"After all, if the defendants play additional samples of the films as part of their case-in-chief that add context favorable to their case or that demonstrate, for instance, the artistic merit of the film not otherwise evident in the government's samples, then the defendants will obviously benefit," he opined. "That is hardly a 'no-win' alternative. Indeed, it is a potentially winning alternative to the extent that it strengthens the defendants' case."
And while the judge also rejected the defendants' motion to be allowed to play whatever portions of the charged movies they wished—including possibly all of the footage not played by the prosecution—in order to rebut the government witnesses' testimony, "I do not disagree that the defendants may show portions of the films that they can demonstrate are needed to cross-examine the government's witnesses or to establish their defense," he ruled. "The defendants do not have, however, a categorical legal right to show in open court the entirety of the charged films."
"The defendants took a particularly aggressive position regarding the procedural approach to the trial of this case," the judge concluded. "In effect, they argued that a film—no matter how long or sexually explicit—must be shown to the jury in its entirety in open court to ensure that the jury satisfies Miller's mandate that the film be 'taken as a whole' to determine whether it appeals to the prurient interest or lacks serious literary, artistic, political, or scientific value. Implicit in their argument is the flawed premise that a work must actually be viewed in its entirety in order to be judged fairly as a whole. In short, the defendants erroneously conflated the task of reviewing a film from beginning to end in real time with the task of judging the film as a complete work. Because the former is not necessary to accomplish the latter, I rejected the defendants' argument and accordingly denied both of their motions."

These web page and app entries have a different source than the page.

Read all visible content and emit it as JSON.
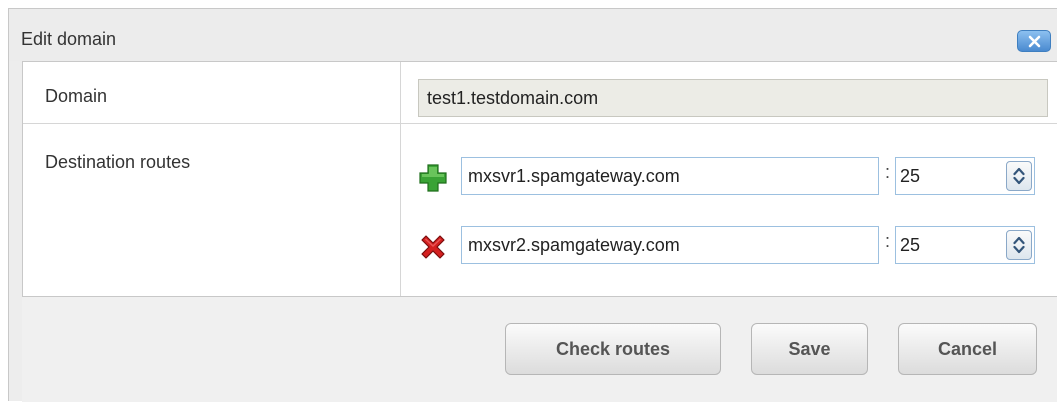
{
  "dialog": {
    "title": "Edit domain",
    "close_icon": "close-x-icon"
  },
  "form": {
    "domain_label": "Domain",
    "domain_value": "test1.testdomain.com",
    "routes_label": "Destination routes",
    "routes": [
      {
        "icon": "add-plus-icon",
        "icon_color": "#3aa335",
        "host": "mxsvr1.spamgateway.com",
        "separator": ":",
        "port": "25"
      },
      {
        "icon": "remove-x-icon",
        "icon_color": "#d42020",
        "host": "mxsvr2.spamgateway.com",
        "separator": ":",
        "port": "25"
      }
    ]
  },
  "buttons": {
    "check_routes": "Check routes",
    "save": "Save",
    "cancel": "Cancel"
  },
  "colors": {
    "accent": "#4a8ad0",
    "input_border": "#9cc0e0",
    "readonly_bg": "#ecece6"
  }
}
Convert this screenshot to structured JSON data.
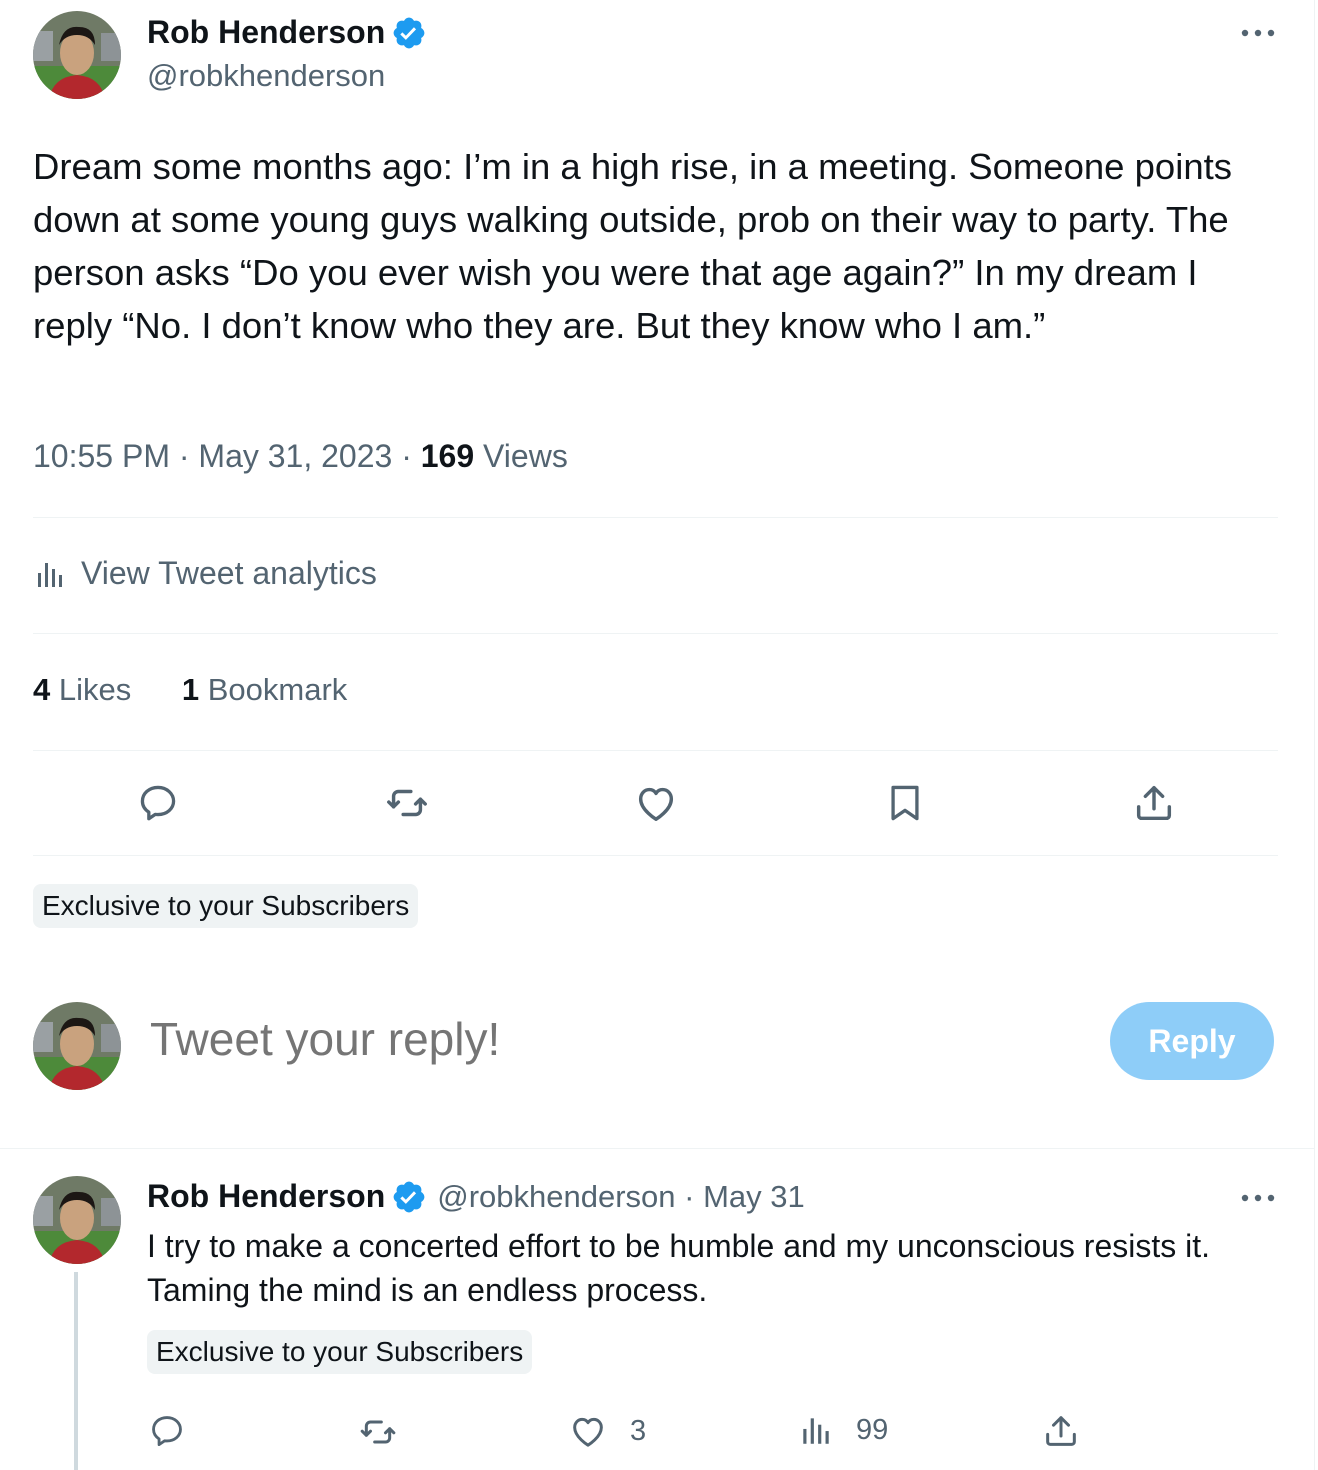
{
  "tweet": {
    "author_name": "Rob Henderson",
    "author_handle": "@robkhenderson",
    "text": "Dream some months ago: I’m in a high rise, in a meeting. Someone points down at some young guys walking outside, prob on their way to party. The person asks “Do you ever wish you were that age again?” In my dream I reply “No. I don’t know who they are. But they know who I am.”",
    "time": "10:55 PM",
    "date": "May 31, 2023",
    "views_count": "169",
    "views_label": "Views",
    "analytics_label": "View Tweet analytics",
    "likes_count": "4",
    "likes_label": "Likes",
    "bookmarks_count": "1",
    "bookmarks_label": "Bookmark",
    "exclusive_label": "Exclusive to your Subscribers",
    "icons": [
      "more-icon",
      "reply-icon",
      "retweet-icon",
      "like-icon",
      "bookmark-icon",
      "share-icon",
      "analytics-icon",
      "verified-badge-icon"
    ]
  },
  "composer": {
    "placeholder": "Tweet your reply!",
    "reply_button": "Reply"
  },
  "thread_reply": {
    "author_name": "Rob Henderson",
    "author_handle": "@robkhenderson",
    "date": "May 31",
    "text": "I try to make a concerted effort to be humble and my unconscious resists it. Taming the mind is an endless process.",
    "exclusive_label": "Exclusive to your Subscribers",
    "like_count": "3",
    "view_count": "99"
  },
  "colors": {
    "text_primary": "#0f1419",
    "text_secondary": "#536471",
    "verified_blue": "#1d9bf0",
    "reply_button_disabled": "#8ecdf8",
    "divider": "#eff3f4",
    "thread_line": "#cfd9de"
  }
}
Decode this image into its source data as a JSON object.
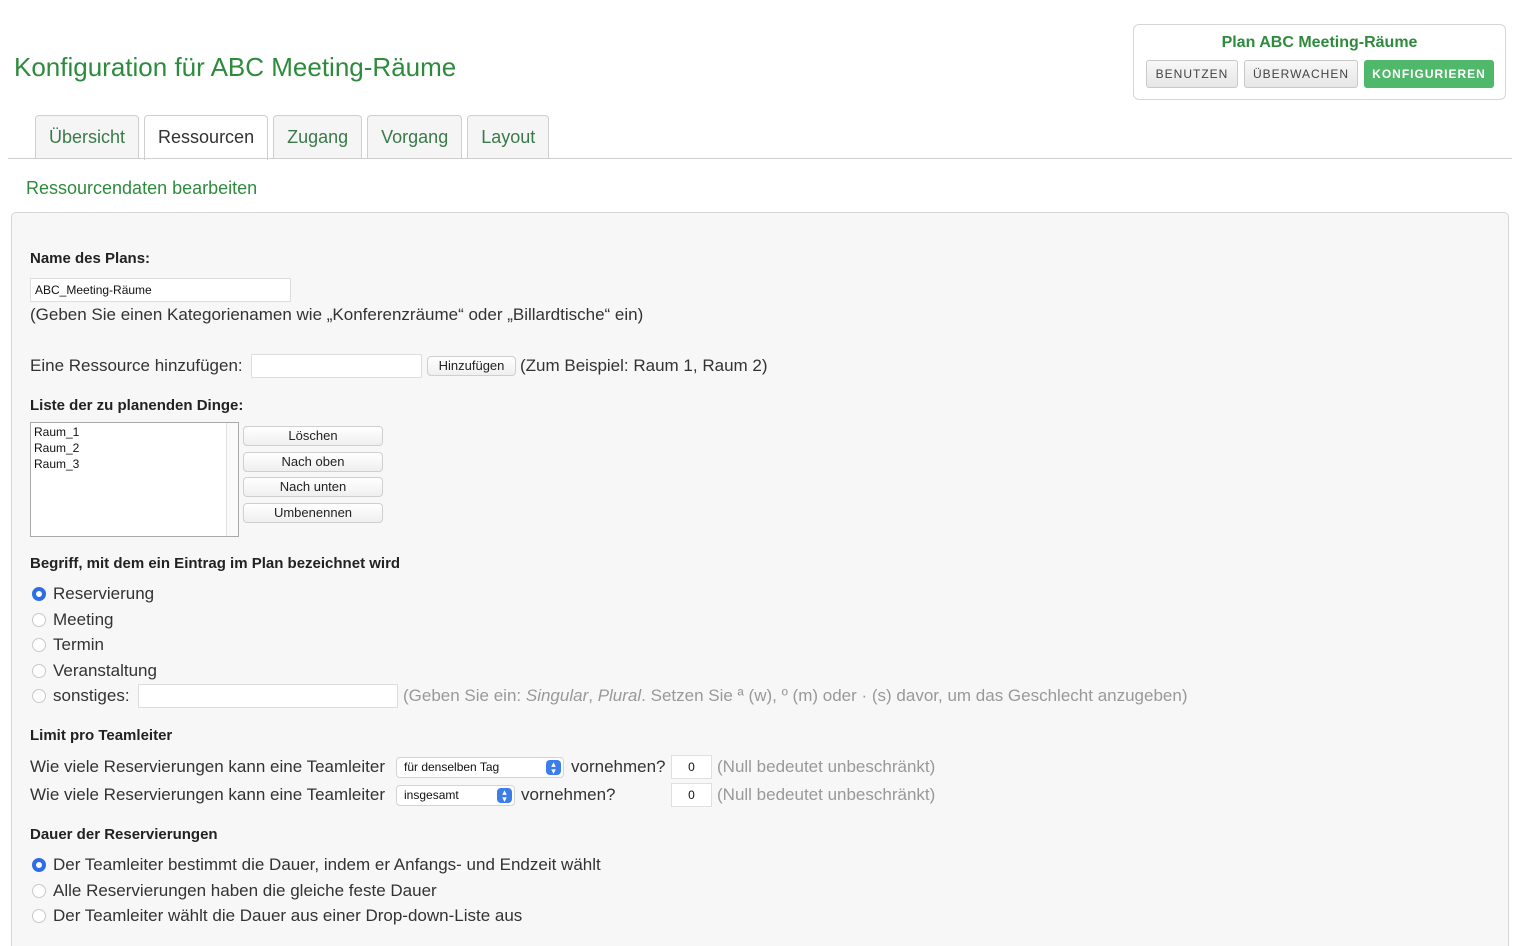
{
  "header": {
    "page_title": "Konfiguration für ABC Meeting-Räume",
    "plan_title": "Plan ABC Meeting-Räume",
    "mode_buttons": [
      "BENUTZEN",
      "ÜBERWACHEN",
      "KONFIGURIEREN"
    ],
    "active_mode": "KONFIGURIEREN"
  },
  "tabs": [
    {
      "label": "Übersicht",
      "active": false
    },
    {
      "label": "Ressourcen",
      "active": true
    },
    {
      "label": "Zugang",
      "active": false
    },
    {
      "label": "Vorgang",
      "active": false
    },
    {
      "label": "Layout",
      "active": false
    }
  ],
  "section_title": "Ressourcendaten bearbeiten",
  "form": {
    "plan_name": {
      "label": "Name des Plans:",
      "value": "ABC_Meeting-Räume",
      "hint": "(Geben Sie einen Kategorienamen wie „Konferenzräume“ oder „Billardtische“ ein)"
    },
    "add_resource": {
      "label": "Eine Ressource hinzufügen:",
      "value": "",
      "button": "Hinzufügen",
      "hint": "(Zum Beispiel: Raum 1, Raum 2)"
    },
    "resource_list": {
      "label": "Liste der zu planenden Dinge:",
      "items": [
        "Raum_1",
        "Raum_2",
        "Raum_3"
      ],
      "buttons": [
        "Löschen",
        "Nach oben",
        "Nach unten",
        "Umbenennen"
      ]
    },
    "entry_term": {
      "label": "Begriff, mit dem ein Eintrag im Plan bezeichnet wird",
      "options": [
        "Reservierung",
        "Meeting",
        "Termin",
        "Veranstaltung",
        "sonstiges:"
      ],
      "selected": "Reservierung",
      "other_value": "",
      "hint_prefix": "(Geben Sie ein: ",
      "hint_singular": "Singular",
      "hint_comma": ", ",
      "hint_plural": "Plural",
      "hint_suffix": ". Setzen Sie ª (w), º (m) oder · (s) davor, um das Geschlecht anzugeben)"
    },
    "limit": {
      "label": "Limit pro Teamleiter",
      "rows": [
        {
          "prefix": "Wie viele Reservierungen kann eine Teamleiter",
          "select": "für denselben Tag",
          "suffix": "vornehmen?",
          "value": "0",
          "hint": "(Null bedeutet unbeschränkt)"
        },
        {
          "prefix": "Wie viele Reservierungen kann eine Teamleiter",
          "select": "insgesamt",
          "suffix": "vornehmen?",
          "value": "0",
          "hint": "(Null bedeutet unbeschränkt)"
        }
      ]
    },
    "duration": {
      "label": "Dauer der Reservierungen",
      "options": [
        "Der Teamleiter bestimmt die Dauer, indem er Anfangs- und Endzeit wählt",
        "Alle Reservierungen haben die gleiche feste Dauer",
        "Der Teamleiter wählt die Dauer aus einer Drop-down-Liste aus"
      ],
      "selected_index": 0
    }
  }
}
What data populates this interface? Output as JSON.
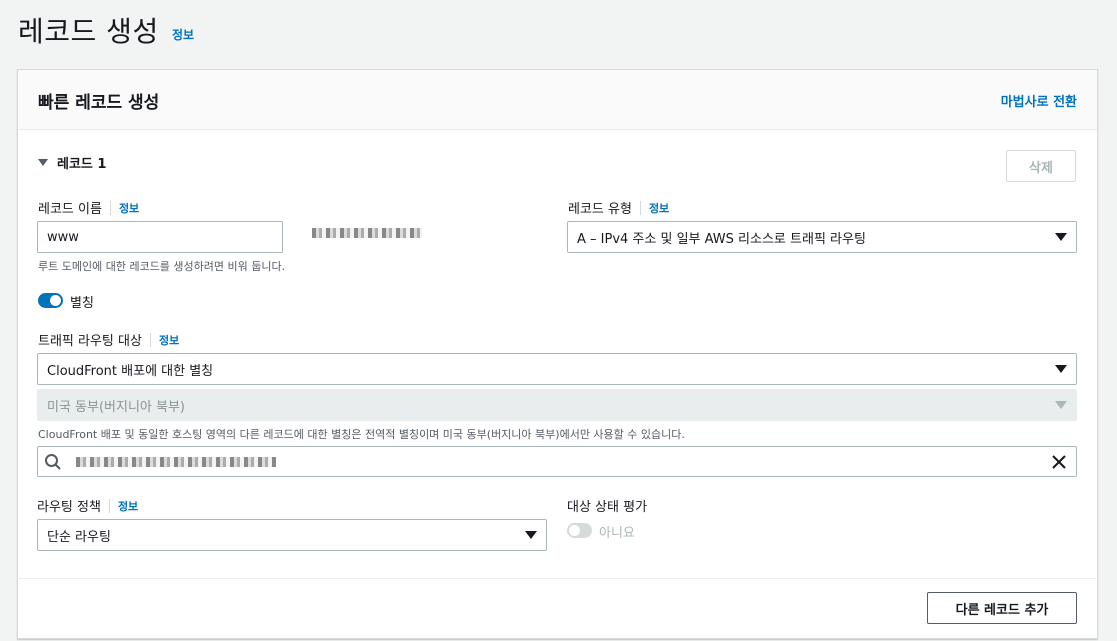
{
  "page": {
    "title": "레코드 생성",
    "info_label": "정보"
  },
  "panel": {
    "title": "빠른 레코드 생성",
    "wizard_link": "마법사로 전환",
    "record_label": "레코드 1",
    "delete_button": "삭제",
    "add_record_button": "다른 레코드 추가"
  },
  "record_name": {
    "label": "레코드 이름",
    "info": "정보",
    "value": "www",
    "hint": "루트 도메인에 대한 레코드를 생성하려면 비워 둡니다."
  },
  "record_type": {
    "label": "레코드 유형",
    "info": "정보",
    "value": "A – IPv4 주소 및 일부 AWS 리소스로 트래픽 라우팅"
  },
  "alias": {
    "label": "별칭",
    "enabled": true
  },
  "route_traffic": {
    "label": "트래픽 라우팅 대상",
    "info": "정보",
    "endpoint_value": "CloudFront 배포에 대한 별칭",
    "region_value": "미국 동부(버지니아 북부)",
    "hint": "CloudFront 배포 및 동일한 호스팅 영역의 다른 레코드에 대한 별칭은 전역적 별칭이며 미국 동부(버지니아 북부)에서만 사용할 수 있습니다."
  },
  "routing_policy": {
    "label": "라우팅 정책",
    "info": "정보",
    "value": "단순 라우팅"
  },
  "health": {
    "label": "대상 상태 평가",
    "value": "아니요",
    "enabled": false
  },
  "icons": {
    "search": "search-icon",
    "clear": "close-icon",
    "caret": "caret-down-icon",
    "dropdown": "chevron-down-icon"
  },
  "colors": {
    "link": "#0073bb",
    "toggle_on": "#0073bb",
    "background": "#f2f3f3"
  }
}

That ruling certainly flies in the face of the spirit, if not the actual holding, of the Supreme Court's Miller decision, and had the case gone forward and ended in a conviction, Judge Leon's ruling certainly would have formed the basis for a major challenge to the conduct of the trial. Fortunately, that won't be necessary—but this decision should serve as a warning to future defenders of allegedly obscene works that at least one district court judge thinks "whole" doesn't mean "whole."